**Work task**
Gather from the listing below each line that includes the word "text", and copy it.

**Dataset entries**
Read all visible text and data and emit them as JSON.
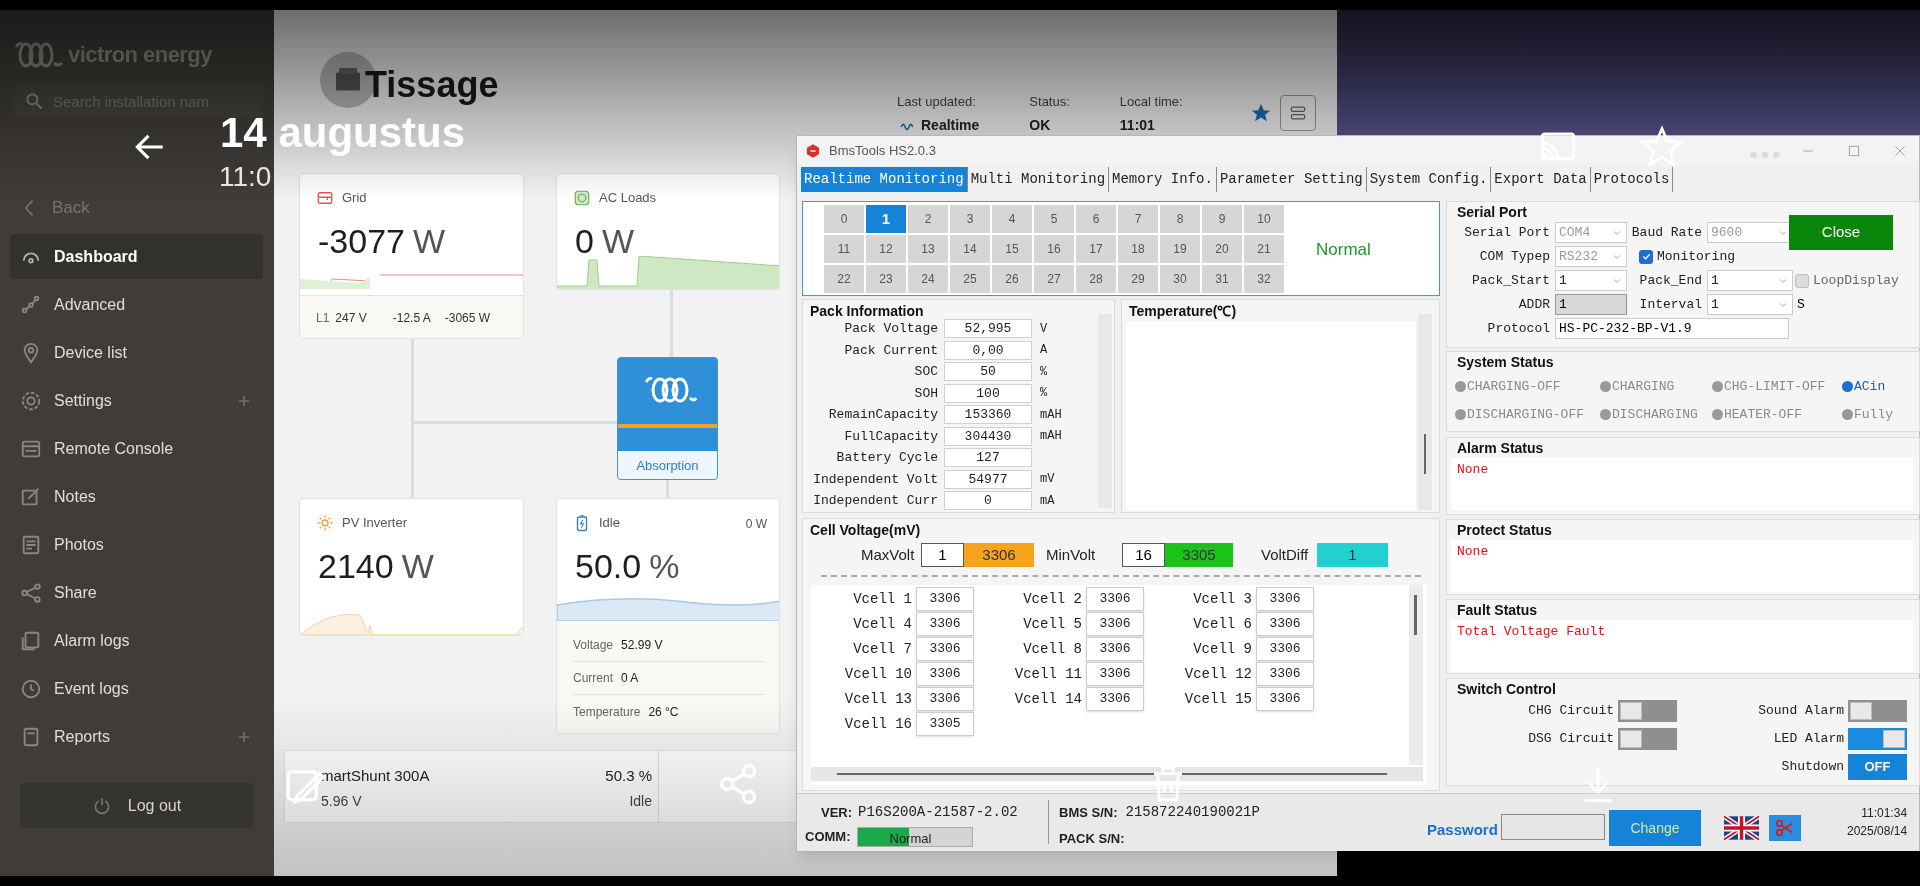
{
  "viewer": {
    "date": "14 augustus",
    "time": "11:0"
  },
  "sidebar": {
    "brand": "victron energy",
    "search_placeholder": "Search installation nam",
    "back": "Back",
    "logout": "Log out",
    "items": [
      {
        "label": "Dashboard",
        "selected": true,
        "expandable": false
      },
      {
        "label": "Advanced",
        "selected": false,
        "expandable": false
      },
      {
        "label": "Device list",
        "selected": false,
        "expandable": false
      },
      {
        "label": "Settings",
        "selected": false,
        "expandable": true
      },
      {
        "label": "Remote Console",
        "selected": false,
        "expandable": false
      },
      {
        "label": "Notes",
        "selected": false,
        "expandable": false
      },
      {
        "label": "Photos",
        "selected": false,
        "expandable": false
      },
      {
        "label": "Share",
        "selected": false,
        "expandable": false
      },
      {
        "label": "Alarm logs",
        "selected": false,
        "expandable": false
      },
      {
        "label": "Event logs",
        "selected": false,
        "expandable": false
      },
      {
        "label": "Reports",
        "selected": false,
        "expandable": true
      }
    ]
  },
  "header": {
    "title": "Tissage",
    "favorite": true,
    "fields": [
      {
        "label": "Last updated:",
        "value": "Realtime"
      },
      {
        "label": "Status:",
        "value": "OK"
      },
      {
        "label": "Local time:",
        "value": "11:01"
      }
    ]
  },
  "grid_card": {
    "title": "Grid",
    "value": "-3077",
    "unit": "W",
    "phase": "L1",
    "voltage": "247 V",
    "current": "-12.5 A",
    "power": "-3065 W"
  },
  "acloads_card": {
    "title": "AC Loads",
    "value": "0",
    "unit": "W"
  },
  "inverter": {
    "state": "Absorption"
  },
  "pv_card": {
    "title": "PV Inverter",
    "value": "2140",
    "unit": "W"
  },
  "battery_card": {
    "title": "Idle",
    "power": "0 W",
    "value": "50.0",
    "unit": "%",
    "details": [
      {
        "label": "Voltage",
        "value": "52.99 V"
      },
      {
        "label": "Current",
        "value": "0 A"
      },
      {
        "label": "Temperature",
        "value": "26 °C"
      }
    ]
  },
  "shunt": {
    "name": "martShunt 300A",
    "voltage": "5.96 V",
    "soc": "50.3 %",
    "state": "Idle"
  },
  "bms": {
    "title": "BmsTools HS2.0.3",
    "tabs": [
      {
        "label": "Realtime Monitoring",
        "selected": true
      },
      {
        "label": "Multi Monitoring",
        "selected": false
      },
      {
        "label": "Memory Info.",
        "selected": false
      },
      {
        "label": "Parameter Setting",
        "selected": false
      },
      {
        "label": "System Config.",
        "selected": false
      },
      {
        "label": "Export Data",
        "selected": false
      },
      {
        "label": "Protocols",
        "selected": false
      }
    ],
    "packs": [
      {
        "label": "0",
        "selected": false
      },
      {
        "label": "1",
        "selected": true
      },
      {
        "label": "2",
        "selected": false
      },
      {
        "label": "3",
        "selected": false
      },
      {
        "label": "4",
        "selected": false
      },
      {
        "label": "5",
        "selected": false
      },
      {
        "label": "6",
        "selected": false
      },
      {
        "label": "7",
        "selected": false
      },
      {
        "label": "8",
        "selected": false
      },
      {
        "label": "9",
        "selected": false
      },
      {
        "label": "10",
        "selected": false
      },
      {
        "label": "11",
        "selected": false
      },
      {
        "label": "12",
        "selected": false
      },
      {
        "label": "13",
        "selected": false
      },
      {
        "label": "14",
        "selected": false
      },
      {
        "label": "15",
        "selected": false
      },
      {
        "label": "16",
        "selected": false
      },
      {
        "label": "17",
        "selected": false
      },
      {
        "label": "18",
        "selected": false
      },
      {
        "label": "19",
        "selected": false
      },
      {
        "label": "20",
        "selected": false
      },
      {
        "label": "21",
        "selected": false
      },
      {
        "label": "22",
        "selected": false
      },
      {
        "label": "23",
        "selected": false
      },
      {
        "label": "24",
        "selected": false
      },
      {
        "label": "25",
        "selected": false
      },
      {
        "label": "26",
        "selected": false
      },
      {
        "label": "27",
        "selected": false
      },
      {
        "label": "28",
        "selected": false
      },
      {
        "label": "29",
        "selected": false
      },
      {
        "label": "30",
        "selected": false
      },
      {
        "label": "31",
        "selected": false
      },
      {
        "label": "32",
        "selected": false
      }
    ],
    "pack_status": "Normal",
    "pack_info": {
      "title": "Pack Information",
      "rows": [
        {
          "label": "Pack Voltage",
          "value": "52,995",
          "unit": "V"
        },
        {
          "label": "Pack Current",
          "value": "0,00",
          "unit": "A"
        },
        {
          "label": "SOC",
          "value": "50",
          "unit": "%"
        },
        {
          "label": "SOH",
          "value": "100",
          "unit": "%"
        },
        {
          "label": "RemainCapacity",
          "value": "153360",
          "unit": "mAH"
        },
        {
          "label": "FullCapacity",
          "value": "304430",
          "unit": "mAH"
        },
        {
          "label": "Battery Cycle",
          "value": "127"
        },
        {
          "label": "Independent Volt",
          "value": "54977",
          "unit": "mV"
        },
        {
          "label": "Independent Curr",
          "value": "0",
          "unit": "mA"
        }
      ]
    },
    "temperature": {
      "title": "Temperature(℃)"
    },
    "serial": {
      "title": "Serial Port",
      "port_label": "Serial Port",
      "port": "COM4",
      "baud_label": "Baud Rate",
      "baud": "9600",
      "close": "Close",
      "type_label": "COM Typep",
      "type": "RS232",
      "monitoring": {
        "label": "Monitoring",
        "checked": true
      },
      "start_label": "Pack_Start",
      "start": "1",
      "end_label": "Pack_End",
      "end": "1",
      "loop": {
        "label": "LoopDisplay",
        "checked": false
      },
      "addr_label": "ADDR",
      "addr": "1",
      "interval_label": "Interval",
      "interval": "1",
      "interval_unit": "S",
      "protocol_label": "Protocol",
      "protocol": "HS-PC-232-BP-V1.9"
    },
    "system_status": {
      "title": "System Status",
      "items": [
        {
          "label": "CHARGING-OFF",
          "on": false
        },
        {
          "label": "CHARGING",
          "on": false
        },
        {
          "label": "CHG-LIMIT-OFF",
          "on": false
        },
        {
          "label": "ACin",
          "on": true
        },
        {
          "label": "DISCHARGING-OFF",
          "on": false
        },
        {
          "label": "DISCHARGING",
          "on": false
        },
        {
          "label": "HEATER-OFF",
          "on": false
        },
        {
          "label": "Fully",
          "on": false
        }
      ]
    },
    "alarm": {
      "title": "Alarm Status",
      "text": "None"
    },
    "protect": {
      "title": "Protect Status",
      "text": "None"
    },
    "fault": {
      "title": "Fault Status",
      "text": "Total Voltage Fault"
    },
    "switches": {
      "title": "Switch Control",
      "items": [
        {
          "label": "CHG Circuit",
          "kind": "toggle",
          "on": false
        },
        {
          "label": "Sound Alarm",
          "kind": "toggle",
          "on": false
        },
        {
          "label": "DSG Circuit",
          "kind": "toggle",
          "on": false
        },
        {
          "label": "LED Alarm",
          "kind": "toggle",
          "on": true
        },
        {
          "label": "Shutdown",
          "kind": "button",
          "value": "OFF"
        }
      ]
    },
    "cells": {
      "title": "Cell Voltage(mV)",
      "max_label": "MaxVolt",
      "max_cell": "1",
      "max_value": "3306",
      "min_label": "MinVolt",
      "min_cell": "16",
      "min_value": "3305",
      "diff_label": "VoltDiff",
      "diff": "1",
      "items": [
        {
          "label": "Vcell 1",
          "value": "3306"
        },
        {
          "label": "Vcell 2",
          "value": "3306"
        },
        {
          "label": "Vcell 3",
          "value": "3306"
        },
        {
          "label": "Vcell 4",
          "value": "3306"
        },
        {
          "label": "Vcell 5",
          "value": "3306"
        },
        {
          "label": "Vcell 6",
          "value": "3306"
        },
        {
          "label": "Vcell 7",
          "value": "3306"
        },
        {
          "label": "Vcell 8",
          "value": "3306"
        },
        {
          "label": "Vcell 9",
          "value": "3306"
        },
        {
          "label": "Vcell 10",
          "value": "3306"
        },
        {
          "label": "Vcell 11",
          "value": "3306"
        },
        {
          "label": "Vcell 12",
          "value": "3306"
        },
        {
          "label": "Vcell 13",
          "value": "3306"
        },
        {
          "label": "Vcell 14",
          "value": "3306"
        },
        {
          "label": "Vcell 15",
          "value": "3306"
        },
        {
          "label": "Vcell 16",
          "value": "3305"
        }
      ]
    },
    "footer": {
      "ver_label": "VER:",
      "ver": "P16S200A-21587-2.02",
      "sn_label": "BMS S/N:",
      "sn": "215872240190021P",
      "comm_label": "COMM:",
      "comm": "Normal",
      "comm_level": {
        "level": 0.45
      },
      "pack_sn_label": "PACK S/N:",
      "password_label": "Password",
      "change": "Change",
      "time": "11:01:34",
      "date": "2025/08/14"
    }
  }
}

**Task response**
Read all visible text and data and emit them as JSON.
      "text": "None"
      "text": "None"
      "text": "Total Voltage Fault"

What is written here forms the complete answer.